BEGIN Dataset

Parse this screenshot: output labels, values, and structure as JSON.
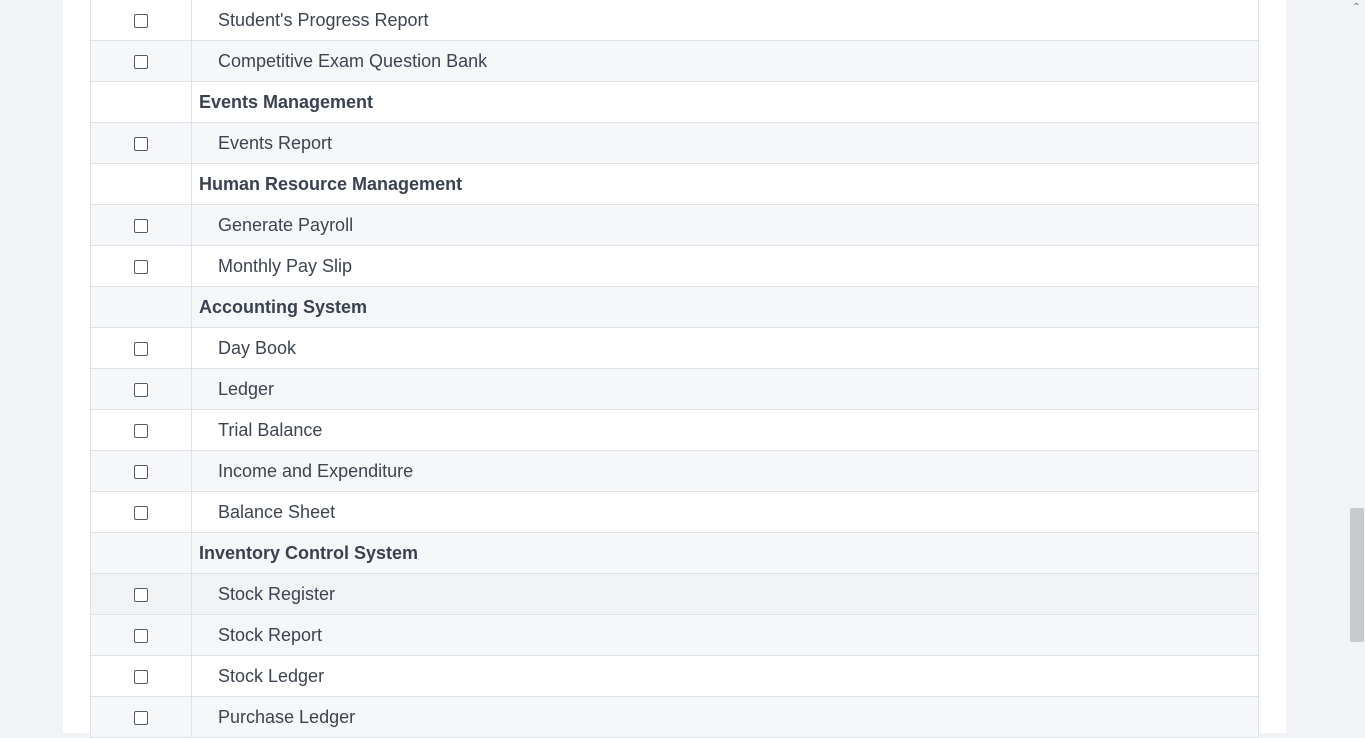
{
  "permissions": {
    "rows": [
      {
        "type": "item",
        "label": "Student's Progress Report"
      },
      {
        "type": "item",
        "label": "Competitive Exam Question Bank"
      },
      {
        "type": "group",
        "label": "Events Management"
      },
      {
        "type": "item",
        "label": "Events Report"
      },
      {
        "type": "group",
        "label": "Human Resource Management"
      },
      {
        "type": "item",
        "label": "Generate Payroll"
      },
      {
        "type": "item",
        "label": "Monthly Pay Slip"
      },
      {
        "type": "group",
        "label": "Accounting System"
      },
      {
        "type": "item",
        "label": "Day Book"
      },
      {
        "type": "item",
        "label": "Ledger"
      },
      {
        "type": "item",
        "label": "Trial Balance"
      },
      {
        "type": "item",
        "label": "Income and Expenditure"
      },
      {
        "type": "item",
        "label": "Balance Sheet"
      },
      {
        "type": "group",
        "label": "Inventory Control System"
      },
      {
        "type": "item",
        "label": "Stock Register"
      },
      {
        "type": "item",
        "label": "Stock Report"
      },
      {
        "type": "item",
        "label": "Stock Ledger"
      },
      {
        "type": "item",
        "label": "Purchase Ledger"
      }
    ]
  },
  "scrollbar": {
    "up_icon": "chevron-up-icon"
  }
}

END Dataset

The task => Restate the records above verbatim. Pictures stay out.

Result of this task =>
Parse this screenshot: output labels, values, and structure as JSON.
{
  "permissions": {
    "rows": [
      {
        "type": "item",
        "label": "Student's Progress Report"
      },
      {
        "type": "item",
        "label": "Competitive Exam Question Bank"
      },
      {
        "type": "group",
        "label": "Events Management"
      },
      {
        "type": "item",
        "label": "Events Report"
      },
      {
        "type": "group",
        "label": "Human Resource Management"
      },
      {
        "type": "item",
        "label": "Generate Payroll"
      },
      {
        "type": "item",
        "label": "Monthly Pay Slip"
      },
      {
        "type": "group",
        "label": "Accounting System"
      },
      {
        "type": "item",
        "label": "Day Book"
      },
      {
        "type": "item",
        "label": "Ledger"
      },
      {
        "type": "item",
        "label": "Trial Balance"
      },
      {
        "type": "item",
        "label": "Income and Expenditure"
      },
      {
        "type": "item",
        "label": "Balance Sheet"
      },
      {
        "type": "group",
        "label": "Inventory Control System"
      },
      {
        "type": "item",
        "label": "Stock Register"
      },
      {
        "type": "item",
        "label": "Stock Report"
      },
      {
        "type": "item",
        "label": "Stock Ledger"
      },
      {
        "type": "item",
        "label": "Purchase Ledger"
      }
    ]
  },
  "scrollbar": {
    "up_icon": "chevron-up-icon"
  }
}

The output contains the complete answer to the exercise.